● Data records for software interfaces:
########################################

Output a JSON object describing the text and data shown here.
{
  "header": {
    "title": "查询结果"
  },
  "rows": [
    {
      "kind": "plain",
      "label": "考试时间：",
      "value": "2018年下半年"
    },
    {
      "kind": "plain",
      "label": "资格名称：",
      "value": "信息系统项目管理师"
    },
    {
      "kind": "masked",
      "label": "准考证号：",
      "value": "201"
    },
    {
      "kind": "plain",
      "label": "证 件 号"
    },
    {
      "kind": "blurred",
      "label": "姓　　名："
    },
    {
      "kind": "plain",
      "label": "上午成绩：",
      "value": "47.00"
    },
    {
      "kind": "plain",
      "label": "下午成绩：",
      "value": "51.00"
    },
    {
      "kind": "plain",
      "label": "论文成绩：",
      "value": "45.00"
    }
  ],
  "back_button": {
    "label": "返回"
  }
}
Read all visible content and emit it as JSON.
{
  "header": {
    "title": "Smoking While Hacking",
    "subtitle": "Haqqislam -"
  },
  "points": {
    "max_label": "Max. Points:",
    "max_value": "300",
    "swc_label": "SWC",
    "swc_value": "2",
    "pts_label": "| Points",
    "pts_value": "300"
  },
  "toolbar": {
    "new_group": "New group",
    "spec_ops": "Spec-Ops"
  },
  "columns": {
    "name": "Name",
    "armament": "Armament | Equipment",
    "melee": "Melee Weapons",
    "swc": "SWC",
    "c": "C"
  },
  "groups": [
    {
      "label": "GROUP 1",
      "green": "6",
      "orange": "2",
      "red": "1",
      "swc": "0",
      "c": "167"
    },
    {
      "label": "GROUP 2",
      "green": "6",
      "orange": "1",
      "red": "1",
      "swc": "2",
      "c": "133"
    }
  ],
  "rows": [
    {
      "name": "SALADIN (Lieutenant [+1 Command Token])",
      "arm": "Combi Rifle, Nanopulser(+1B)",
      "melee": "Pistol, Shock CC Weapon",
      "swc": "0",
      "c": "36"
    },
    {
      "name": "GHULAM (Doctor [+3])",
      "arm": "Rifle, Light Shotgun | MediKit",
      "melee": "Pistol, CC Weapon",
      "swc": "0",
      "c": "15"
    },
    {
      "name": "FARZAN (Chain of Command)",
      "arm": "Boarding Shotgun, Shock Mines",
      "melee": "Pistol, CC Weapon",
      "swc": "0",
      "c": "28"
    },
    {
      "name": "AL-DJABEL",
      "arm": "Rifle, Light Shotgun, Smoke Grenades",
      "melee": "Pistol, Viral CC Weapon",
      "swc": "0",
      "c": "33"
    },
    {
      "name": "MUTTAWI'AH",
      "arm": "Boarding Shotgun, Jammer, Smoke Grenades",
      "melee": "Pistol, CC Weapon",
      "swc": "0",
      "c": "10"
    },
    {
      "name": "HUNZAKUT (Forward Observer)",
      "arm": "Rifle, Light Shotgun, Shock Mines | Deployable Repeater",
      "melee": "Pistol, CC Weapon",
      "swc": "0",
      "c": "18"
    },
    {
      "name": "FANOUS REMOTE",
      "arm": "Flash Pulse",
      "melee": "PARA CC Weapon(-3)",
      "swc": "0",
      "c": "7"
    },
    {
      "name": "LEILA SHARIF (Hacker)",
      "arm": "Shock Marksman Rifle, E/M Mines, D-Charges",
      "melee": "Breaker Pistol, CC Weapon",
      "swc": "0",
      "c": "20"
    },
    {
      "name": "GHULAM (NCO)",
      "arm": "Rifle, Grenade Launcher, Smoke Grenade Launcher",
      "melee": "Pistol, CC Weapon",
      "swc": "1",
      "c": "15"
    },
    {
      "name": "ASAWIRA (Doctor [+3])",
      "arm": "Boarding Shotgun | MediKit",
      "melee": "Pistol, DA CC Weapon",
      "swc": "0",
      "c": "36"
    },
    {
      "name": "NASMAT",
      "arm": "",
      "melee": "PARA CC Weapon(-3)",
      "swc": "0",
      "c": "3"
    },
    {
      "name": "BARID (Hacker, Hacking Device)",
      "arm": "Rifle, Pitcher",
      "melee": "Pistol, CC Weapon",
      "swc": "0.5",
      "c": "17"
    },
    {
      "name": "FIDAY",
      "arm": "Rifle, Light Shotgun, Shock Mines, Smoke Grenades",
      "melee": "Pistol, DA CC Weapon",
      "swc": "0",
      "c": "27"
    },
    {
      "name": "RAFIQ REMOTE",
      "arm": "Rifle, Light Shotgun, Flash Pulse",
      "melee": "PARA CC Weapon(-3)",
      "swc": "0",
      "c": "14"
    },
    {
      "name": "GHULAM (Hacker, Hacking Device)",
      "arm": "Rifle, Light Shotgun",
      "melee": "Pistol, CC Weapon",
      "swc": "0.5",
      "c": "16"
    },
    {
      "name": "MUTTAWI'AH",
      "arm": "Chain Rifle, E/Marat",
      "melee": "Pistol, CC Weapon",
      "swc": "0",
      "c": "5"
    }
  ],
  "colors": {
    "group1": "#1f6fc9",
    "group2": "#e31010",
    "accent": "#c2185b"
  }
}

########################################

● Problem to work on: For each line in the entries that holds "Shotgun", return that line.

● Written solution:
      "arm": "Rifle, Light Shotgun | MediKit",
      "arm": "Boarding Shotgun, Shock Mines",
      "arm": "Rifle, Light Shotgun, Smoke Grenades",
      "arm": "Boarding Shotgun, Jammer, Smoke Grenades",
      "arm": "Rifle, Light Shotgun, Shock Mines | Deployable Repeater",
      "arm": "Boarding Shotgun | MediKit",
      "arm": "Rifle, Light Shotgun, Shock Mines, Smoke Grenades",
      "arm": "Rifle, Light Shotgun, Flash Pulse",
      "arm": "Rifle, Light Shotgun",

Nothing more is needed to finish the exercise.